START Extracted records

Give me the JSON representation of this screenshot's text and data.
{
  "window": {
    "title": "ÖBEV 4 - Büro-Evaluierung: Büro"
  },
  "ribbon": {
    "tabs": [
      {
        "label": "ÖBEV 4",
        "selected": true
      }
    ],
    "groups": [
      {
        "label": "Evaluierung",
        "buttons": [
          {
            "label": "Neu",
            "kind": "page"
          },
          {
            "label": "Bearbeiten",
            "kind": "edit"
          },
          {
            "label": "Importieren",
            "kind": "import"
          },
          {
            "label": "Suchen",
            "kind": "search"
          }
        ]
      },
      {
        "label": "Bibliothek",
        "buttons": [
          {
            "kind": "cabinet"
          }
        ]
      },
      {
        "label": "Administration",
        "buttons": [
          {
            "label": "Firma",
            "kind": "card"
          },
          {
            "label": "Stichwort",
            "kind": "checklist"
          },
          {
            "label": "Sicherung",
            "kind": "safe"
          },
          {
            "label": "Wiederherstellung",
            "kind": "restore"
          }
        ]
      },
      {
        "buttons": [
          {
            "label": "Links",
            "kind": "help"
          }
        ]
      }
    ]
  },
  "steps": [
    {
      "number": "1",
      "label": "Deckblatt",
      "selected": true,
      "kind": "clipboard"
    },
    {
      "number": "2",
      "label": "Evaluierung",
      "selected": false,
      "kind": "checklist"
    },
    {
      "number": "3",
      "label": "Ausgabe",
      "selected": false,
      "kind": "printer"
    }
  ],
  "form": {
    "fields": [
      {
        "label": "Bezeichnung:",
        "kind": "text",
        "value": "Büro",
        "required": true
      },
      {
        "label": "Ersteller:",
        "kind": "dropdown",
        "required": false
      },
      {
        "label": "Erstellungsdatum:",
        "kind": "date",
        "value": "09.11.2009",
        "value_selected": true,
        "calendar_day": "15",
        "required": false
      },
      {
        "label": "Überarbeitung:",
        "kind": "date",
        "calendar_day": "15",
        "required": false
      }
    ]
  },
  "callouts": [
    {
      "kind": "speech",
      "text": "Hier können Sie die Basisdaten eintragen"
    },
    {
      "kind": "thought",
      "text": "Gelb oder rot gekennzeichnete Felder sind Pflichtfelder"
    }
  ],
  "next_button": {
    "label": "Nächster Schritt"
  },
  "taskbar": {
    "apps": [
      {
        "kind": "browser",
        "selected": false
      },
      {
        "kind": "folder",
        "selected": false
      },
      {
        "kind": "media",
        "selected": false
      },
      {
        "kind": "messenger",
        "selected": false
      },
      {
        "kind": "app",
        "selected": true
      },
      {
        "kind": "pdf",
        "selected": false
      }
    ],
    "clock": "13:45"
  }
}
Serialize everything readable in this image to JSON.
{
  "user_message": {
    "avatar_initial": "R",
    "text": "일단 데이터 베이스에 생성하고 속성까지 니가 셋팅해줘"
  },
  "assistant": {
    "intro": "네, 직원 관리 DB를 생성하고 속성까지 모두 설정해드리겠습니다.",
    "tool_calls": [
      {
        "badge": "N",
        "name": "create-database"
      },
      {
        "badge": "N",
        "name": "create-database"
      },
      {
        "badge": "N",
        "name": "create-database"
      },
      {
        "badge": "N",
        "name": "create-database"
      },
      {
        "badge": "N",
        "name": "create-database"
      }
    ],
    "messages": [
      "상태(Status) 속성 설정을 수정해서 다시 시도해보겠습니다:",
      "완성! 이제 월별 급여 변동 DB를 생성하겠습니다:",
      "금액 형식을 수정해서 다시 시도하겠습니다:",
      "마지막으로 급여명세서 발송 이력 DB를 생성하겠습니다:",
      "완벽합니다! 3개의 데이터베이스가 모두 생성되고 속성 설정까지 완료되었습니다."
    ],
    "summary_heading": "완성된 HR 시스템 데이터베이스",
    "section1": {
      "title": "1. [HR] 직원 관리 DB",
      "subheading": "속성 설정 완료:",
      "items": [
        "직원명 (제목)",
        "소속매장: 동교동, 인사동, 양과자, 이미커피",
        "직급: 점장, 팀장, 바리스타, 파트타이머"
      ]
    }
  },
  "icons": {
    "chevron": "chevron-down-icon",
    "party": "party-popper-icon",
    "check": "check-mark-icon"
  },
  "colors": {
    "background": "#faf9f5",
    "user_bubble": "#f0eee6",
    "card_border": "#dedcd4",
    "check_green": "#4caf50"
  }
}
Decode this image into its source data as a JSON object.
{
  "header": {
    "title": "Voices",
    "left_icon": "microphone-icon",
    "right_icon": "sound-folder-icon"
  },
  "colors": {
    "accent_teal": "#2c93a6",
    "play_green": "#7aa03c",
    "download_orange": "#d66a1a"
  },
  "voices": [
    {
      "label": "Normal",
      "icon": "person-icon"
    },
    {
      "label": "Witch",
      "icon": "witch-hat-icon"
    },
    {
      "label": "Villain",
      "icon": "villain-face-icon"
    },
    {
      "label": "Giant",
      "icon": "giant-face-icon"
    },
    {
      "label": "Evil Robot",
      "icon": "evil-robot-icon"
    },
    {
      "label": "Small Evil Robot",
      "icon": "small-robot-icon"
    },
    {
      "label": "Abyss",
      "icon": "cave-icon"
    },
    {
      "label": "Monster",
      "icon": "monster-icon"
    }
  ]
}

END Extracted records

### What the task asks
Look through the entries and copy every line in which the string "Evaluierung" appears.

### Task response
    "title": "ÖBEV 4 - Büro-Evaluierung: Büro"
        "label": "Evaluierung",
      "label": "Evaluierung",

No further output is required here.